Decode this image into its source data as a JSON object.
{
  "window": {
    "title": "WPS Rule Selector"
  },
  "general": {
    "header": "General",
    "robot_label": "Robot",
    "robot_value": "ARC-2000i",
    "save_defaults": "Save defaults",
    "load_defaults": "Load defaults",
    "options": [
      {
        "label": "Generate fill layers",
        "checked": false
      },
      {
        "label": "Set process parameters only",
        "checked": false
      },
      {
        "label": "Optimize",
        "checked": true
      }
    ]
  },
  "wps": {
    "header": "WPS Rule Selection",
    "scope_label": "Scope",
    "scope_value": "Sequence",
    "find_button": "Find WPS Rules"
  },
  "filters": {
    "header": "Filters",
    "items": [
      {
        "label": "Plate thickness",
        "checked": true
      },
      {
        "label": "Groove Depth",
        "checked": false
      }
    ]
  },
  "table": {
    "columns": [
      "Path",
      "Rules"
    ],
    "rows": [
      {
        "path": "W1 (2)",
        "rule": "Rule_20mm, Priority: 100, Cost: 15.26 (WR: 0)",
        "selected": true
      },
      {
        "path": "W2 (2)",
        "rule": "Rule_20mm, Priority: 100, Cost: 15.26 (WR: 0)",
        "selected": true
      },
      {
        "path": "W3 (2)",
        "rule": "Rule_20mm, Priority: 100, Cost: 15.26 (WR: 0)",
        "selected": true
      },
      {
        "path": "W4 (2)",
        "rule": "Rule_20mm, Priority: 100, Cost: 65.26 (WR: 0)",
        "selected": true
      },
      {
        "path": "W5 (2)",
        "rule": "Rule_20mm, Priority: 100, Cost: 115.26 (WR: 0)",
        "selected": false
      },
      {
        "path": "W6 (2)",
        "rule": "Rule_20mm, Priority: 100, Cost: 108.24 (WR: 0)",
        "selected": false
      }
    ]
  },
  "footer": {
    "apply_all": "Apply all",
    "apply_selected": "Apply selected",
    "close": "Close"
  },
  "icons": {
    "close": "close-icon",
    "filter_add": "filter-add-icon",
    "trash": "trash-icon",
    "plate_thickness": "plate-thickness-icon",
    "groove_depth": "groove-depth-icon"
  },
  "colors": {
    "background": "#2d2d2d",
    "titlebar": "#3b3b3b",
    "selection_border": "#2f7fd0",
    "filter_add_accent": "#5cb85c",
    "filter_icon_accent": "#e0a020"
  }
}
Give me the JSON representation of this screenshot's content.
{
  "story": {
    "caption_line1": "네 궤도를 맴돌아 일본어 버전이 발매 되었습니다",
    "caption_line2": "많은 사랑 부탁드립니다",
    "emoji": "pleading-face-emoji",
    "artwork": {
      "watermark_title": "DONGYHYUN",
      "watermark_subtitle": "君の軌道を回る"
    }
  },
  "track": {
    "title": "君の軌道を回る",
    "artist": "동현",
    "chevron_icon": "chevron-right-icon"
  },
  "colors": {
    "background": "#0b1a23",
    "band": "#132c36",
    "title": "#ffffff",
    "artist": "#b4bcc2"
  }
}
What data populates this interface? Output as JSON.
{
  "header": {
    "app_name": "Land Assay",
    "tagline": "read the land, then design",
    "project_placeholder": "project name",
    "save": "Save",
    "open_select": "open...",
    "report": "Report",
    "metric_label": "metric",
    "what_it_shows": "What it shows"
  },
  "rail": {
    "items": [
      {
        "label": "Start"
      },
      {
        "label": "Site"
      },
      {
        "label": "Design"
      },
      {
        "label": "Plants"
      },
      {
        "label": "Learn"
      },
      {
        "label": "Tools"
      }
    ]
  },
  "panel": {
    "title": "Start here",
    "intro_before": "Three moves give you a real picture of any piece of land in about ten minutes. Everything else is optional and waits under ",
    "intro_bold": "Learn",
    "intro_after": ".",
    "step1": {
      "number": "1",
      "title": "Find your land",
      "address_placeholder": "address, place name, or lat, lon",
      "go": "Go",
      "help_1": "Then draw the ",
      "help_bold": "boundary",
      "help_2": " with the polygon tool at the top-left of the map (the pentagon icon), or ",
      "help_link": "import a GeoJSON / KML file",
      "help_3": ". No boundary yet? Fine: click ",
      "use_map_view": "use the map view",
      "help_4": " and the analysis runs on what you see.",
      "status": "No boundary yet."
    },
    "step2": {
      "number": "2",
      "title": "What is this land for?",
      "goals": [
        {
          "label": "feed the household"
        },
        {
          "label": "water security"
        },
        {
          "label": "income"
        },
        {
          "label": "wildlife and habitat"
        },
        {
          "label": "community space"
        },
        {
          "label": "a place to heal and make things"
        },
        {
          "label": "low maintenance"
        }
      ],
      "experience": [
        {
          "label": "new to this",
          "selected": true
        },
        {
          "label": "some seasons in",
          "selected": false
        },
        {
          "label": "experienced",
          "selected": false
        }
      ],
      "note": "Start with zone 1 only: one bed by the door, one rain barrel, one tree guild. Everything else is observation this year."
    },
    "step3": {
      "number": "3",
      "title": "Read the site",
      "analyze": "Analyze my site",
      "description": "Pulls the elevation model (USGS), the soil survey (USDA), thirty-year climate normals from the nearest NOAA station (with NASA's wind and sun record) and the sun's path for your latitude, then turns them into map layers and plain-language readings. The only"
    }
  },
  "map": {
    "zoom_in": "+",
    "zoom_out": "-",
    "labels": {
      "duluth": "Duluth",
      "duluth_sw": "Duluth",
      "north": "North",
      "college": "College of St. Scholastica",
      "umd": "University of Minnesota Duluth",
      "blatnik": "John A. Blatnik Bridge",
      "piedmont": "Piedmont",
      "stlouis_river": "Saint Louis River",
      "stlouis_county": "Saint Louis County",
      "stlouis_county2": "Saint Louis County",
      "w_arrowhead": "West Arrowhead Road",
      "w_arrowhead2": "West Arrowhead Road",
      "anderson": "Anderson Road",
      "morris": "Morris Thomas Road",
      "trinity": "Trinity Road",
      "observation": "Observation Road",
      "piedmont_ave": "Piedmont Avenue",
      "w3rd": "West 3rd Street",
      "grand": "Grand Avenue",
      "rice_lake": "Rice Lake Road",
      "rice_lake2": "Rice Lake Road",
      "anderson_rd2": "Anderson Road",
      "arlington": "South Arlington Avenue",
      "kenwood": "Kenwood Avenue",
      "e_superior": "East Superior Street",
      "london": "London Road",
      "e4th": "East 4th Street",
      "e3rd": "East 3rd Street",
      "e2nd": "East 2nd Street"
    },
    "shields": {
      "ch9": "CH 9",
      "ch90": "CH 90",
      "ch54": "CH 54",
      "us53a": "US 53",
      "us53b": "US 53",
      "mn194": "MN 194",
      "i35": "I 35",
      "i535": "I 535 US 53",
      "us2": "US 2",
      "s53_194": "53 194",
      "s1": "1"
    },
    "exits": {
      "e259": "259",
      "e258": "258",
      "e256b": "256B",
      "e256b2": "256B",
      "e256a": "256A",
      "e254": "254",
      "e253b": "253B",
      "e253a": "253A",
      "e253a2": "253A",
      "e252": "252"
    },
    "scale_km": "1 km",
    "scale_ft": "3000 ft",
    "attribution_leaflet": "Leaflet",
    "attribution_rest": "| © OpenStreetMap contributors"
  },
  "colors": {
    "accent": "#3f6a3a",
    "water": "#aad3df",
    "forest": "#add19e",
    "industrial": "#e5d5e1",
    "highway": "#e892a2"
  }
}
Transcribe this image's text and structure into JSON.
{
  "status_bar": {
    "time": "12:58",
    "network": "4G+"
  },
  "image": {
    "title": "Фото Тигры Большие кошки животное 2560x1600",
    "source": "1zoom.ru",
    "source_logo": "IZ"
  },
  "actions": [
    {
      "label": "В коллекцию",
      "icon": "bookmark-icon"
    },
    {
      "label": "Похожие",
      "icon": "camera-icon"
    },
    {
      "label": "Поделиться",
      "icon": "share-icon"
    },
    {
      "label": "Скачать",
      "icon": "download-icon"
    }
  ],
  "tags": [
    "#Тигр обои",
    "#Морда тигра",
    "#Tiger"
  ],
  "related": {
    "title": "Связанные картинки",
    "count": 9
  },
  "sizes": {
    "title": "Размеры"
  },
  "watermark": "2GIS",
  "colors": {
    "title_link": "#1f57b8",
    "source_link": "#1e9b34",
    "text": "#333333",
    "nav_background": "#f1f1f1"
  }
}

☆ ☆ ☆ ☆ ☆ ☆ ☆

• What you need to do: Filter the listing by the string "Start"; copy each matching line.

• Answer box:
        "label": "Start"
    "title": "Start here",
      "note": "Start with zone 1 only: one bed by the door, one rain barrel, one tree guild. Everything else is observation this year."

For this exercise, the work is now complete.